* Almost 80% of the money given to House education committee members by advocates for the student loan industry and for-profit colleges went to Republicans in the 2003-04 campaign cycle, according to an analysis by the Chronicle of Higher Education. More than half of the money went to two Republicans: then-Chairman John A. Boehner (R-Ohio) and Howard P. “Buck” McKeon (R-Santa Clarita), chairman of the higher-education subcommittee.


* In the 2005-06 election cycle, the largest single corporate source of donations to the National Republican Congressional Committee was a student loan company, Nelnet, whose employees and political action committee gave $153,000. Of Nelnet’s PAC contributions, 71% went to GOP candidates and 29% to Democrats, according to the nonpartisan Center for Responsive Politics, which monitors fundraising.
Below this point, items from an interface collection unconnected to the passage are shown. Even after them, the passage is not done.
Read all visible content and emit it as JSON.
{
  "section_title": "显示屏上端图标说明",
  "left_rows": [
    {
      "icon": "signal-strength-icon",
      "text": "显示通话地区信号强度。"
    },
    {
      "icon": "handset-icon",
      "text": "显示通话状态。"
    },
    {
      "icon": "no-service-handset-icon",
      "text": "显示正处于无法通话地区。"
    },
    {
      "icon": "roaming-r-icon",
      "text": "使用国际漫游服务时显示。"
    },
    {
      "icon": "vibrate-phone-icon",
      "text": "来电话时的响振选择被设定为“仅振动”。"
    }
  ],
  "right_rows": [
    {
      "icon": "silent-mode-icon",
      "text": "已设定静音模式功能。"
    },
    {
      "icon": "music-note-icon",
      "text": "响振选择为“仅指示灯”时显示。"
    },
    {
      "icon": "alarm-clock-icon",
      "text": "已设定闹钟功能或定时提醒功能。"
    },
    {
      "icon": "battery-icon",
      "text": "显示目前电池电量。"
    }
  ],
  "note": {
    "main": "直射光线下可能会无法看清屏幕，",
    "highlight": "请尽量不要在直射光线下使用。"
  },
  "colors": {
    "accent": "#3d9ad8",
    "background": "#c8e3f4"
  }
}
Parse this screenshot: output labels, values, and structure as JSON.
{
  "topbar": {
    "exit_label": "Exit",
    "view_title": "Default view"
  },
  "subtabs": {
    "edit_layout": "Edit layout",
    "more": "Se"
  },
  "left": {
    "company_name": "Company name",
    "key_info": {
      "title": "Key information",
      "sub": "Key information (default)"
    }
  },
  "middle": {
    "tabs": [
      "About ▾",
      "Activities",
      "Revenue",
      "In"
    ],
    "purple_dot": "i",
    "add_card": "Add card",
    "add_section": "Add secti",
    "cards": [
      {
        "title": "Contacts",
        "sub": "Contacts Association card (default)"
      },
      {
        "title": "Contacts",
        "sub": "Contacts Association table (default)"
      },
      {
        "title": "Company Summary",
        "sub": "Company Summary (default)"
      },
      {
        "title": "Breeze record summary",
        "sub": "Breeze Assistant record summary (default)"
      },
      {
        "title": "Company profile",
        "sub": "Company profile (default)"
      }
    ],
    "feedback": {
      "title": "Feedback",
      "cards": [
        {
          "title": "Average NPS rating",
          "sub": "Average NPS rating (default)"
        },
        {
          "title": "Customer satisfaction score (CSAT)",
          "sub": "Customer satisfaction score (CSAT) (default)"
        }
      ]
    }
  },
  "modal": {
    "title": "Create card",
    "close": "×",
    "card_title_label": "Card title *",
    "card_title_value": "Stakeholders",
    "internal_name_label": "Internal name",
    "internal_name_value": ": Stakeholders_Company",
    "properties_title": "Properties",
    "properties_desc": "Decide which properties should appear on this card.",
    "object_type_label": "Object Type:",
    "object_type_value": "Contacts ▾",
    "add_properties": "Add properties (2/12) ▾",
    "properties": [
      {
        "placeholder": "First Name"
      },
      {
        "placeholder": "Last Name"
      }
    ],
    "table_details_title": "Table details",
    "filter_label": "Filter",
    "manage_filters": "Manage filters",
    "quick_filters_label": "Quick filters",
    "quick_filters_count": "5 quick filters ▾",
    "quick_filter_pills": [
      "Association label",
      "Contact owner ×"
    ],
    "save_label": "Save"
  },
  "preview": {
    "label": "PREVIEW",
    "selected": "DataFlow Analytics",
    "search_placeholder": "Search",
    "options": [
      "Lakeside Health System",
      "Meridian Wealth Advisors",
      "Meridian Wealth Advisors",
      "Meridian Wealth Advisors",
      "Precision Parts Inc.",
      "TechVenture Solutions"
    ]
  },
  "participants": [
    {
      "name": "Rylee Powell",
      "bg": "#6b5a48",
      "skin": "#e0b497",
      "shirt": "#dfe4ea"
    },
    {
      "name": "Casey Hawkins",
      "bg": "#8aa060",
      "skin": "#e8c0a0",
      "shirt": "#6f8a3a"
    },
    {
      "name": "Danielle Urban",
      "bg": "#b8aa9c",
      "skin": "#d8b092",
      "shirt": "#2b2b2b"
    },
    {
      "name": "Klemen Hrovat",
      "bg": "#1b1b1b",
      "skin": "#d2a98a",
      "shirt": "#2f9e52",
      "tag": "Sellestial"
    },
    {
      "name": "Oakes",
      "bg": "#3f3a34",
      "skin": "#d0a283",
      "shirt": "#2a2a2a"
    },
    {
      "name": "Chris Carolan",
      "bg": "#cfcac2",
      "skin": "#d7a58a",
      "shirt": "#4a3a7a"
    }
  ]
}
* Employees of Sallie Mae, a company that finances student loans, gave more than any other entity to Boehner’s political action committee, according to an analysis by the Center for Responsive Politics early this year. The center calculates that during the 2005-06 election cycle, 62% of Sallie Mae’s PAC contributions went to Republican candidates, 38% to Democrats.

Republicans say their legislative agenda has not been influenced by those contributions. Boehner points out he did not shy from trimming lender subsidies in a 2005 deficit-reduction bill that wrung $13 billion in savings from the student loan program.

Critics say borrowers suffered more than lenders under that measure.


It was while that budget bill was in process that Boehner, at a December 2005 meeting of the Consumer Bankers Assn., reassured lenders, “I have all of you in my two trusted hands,” according to the Chronicle of Higher Education. (Boehner became House majority leader early this year, and will be minority leader in the next Congress.)

“At the end of the day, I believe, you’ll be at least satisfied, or even perhaps even happy” with the final budget bill, he was quoted as saying.

A different message

Kennedy has been sending a different message after this year’s election.


“We will reform the student loan program so it works for students and not just the banks,” he said in describing what his priorities will be as chairman of the Senate Committee on Health, Education, Labor and Pensions. He has introduced a bill, similar to one backed by Miller, that would give students new incentives to borrow directly from the government, a measure strongly opposed by private lenders.

But Dean, of the Consumer Bankers Assn., says the loan industry is not single-mindedly wedded to Republicans, noting many companies have Democrats on their lobbying staff.

The bankers association stepped up its outreach to Democratic staff before election day as it became clearer that Republicans were likely to lose control of Congress. But the group’s invitation to Miller to speak at its conference in Washington this week did not reach Miller until Nov. 20.

His spokesman said Miller would not attend because of a previous commitment in California.